[Items listed in a dataset]
►

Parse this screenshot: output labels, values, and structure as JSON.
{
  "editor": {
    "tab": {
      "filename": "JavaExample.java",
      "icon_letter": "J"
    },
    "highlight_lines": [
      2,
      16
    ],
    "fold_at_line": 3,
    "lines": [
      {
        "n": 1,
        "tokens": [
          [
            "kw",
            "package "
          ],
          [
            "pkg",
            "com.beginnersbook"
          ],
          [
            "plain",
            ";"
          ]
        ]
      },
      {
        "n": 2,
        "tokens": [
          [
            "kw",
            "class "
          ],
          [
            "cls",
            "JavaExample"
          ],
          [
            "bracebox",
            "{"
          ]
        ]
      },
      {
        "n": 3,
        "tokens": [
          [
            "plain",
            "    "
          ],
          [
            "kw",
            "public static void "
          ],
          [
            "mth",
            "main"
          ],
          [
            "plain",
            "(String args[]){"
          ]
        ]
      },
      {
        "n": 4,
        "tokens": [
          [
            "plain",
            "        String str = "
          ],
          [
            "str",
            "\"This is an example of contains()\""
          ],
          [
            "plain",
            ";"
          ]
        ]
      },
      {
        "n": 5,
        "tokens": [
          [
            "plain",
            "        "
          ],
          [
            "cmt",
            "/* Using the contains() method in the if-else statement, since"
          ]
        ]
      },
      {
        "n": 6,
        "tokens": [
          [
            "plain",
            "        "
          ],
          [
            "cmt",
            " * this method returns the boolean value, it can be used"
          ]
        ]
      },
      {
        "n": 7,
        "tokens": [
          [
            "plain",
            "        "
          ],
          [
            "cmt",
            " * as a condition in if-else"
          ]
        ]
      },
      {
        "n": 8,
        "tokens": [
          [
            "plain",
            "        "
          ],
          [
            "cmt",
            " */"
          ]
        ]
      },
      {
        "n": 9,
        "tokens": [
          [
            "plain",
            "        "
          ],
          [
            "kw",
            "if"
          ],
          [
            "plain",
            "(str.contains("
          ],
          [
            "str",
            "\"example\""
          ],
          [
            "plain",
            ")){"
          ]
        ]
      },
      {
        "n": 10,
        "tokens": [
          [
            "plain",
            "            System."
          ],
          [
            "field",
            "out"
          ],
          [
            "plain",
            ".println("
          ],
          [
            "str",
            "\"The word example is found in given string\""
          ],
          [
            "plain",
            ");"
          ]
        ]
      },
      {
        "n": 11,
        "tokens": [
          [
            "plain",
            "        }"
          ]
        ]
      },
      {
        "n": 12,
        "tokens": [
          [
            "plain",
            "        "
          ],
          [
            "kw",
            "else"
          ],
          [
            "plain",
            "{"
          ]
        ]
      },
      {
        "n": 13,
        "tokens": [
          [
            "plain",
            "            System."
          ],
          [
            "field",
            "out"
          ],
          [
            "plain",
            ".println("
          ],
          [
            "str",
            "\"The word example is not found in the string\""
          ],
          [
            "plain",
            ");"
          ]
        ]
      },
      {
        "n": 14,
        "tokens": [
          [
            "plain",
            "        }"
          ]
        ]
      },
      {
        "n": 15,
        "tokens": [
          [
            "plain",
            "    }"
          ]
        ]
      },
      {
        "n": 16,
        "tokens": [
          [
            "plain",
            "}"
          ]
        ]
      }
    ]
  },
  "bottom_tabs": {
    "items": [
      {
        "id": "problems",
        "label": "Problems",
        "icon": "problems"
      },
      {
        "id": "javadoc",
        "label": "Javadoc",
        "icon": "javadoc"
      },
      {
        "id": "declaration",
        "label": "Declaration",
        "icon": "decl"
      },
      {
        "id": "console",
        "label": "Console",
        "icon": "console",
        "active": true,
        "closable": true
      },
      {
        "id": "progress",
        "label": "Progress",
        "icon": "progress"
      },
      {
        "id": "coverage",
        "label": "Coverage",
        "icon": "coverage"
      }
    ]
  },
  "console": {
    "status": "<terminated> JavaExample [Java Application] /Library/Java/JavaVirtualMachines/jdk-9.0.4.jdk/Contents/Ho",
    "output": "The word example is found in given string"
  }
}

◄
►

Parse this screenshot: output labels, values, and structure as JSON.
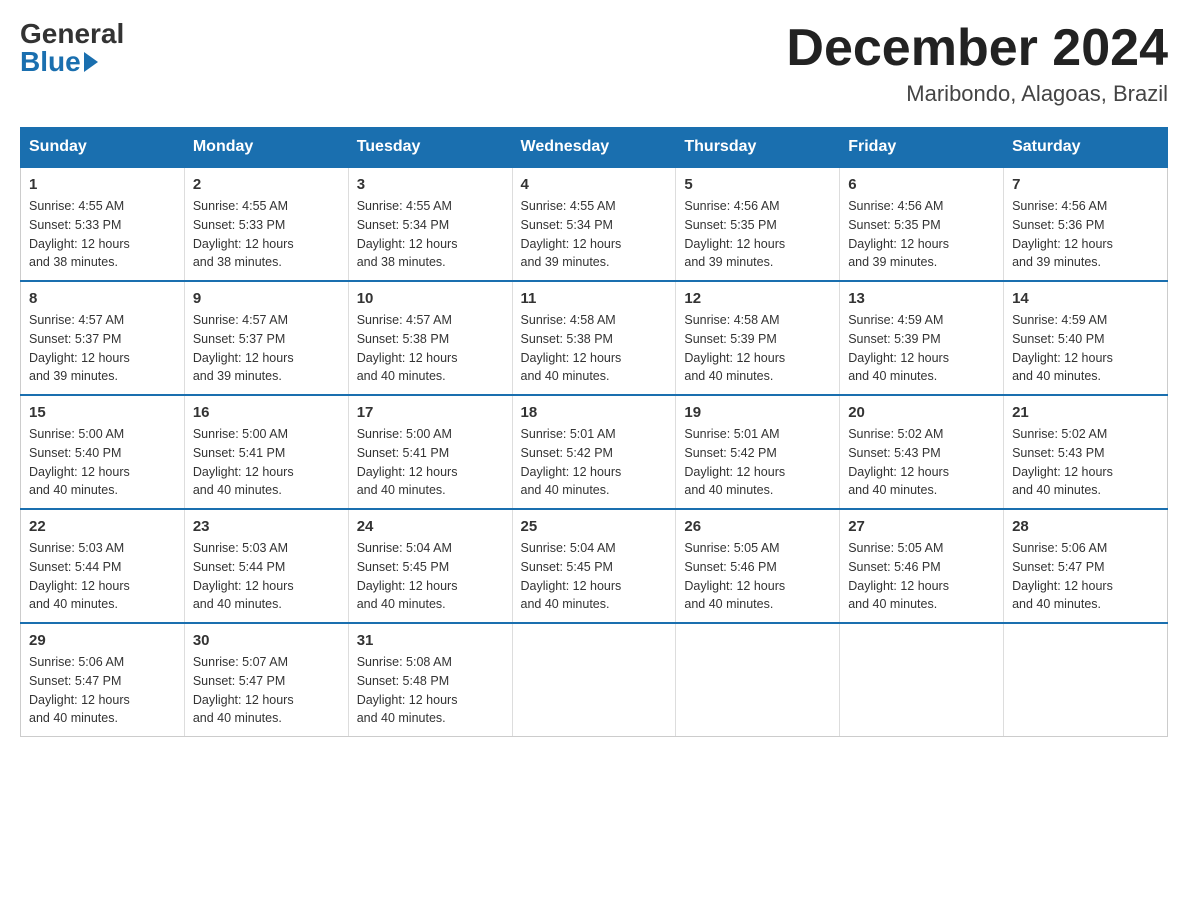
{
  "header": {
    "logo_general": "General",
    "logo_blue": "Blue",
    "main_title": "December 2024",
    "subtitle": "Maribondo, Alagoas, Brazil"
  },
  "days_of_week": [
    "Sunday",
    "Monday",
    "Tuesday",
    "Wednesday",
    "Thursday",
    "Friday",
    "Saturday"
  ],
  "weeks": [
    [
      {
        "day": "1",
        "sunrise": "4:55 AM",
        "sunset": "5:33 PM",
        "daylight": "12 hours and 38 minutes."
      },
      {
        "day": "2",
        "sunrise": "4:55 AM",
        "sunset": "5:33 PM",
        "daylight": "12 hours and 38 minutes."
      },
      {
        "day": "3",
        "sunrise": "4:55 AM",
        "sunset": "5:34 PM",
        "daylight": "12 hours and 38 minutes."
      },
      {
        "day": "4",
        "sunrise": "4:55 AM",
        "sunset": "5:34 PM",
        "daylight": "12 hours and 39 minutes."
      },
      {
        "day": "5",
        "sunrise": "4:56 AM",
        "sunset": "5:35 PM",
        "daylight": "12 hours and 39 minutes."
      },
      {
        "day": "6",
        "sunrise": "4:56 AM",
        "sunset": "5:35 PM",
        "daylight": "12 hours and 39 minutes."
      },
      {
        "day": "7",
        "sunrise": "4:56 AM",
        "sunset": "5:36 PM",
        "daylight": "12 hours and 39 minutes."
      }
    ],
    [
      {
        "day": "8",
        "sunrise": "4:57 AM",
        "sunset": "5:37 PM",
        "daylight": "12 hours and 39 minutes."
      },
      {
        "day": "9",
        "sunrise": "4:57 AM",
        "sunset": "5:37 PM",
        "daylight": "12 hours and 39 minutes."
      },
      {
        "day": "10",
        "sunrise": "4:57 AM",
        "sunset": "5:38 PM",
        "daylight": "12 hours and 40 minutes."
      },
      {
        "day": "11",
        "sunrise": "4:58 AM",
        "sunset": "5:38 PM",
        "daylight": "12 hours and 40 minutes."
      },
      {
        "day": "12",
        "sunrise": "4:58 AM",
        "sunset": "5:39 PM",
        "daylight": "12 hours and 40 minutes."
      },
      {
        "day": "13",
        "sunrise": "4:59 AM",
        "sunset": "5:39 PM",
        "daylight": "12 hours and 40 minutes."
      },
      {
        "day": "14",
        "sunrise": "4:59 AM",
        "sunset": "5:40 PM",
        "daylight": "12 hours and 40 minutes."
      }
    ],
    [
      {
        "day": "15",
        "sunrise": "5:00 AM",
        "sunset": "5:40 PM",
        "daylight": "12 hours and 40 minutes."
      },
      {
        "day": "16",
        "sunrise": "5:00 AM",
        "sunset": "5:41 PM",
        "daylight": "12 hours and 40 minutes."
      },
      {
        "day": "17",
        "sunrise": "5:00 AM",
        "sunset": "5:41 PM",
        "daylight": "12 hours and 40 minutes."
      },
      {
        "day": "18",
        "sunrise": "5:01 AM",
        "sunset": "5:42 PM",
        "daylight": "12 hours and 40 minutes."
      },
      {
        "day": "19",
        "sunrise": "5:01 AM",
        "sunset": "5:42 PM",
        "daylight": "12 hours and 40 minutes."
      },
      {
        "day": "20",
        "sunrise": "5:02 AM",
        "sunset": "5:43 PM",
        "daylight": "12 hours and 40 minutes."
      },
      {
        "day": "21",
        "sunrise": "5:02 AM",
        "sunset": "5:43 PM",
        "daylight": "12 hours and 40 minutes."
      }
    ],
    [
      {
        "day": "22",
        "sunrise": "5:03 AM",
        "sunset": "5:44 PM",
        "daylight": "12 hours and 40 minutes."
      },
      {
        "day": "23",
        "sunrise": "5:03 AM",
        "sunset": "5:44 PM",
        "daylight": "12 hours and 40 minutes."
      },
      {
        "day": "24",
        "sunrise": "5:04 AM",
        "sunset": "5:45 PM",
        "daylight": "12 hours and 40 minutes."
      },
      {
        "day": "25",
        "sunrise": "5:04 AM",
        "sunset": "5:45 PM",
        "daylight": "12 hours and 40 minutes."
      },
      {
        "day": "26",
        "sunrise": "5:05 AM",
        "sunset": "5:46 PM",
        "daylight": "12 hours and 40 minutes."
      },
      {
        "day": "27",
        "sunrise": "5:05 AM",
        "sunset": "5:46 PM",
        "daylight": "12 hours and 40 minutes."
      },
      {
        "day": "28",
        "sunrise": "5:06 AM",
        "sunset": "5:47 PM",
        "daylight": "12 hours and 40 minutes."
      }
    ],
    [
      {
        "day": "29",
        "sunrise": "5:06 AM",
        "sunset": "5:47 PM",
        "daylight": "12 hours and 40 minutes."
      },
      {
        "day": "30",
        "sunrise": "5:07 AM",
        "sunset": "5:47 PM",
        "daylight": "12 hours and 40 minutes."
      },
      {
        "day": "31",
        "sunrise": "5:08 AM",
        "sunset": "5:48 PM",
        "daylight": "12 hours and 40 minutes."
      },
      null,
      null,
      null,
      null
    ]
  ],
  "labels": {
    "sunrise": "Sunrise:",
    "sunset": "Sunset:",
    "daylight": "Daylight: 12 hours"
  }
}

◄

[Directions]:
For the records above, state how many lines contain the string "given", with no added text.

[Output]:
2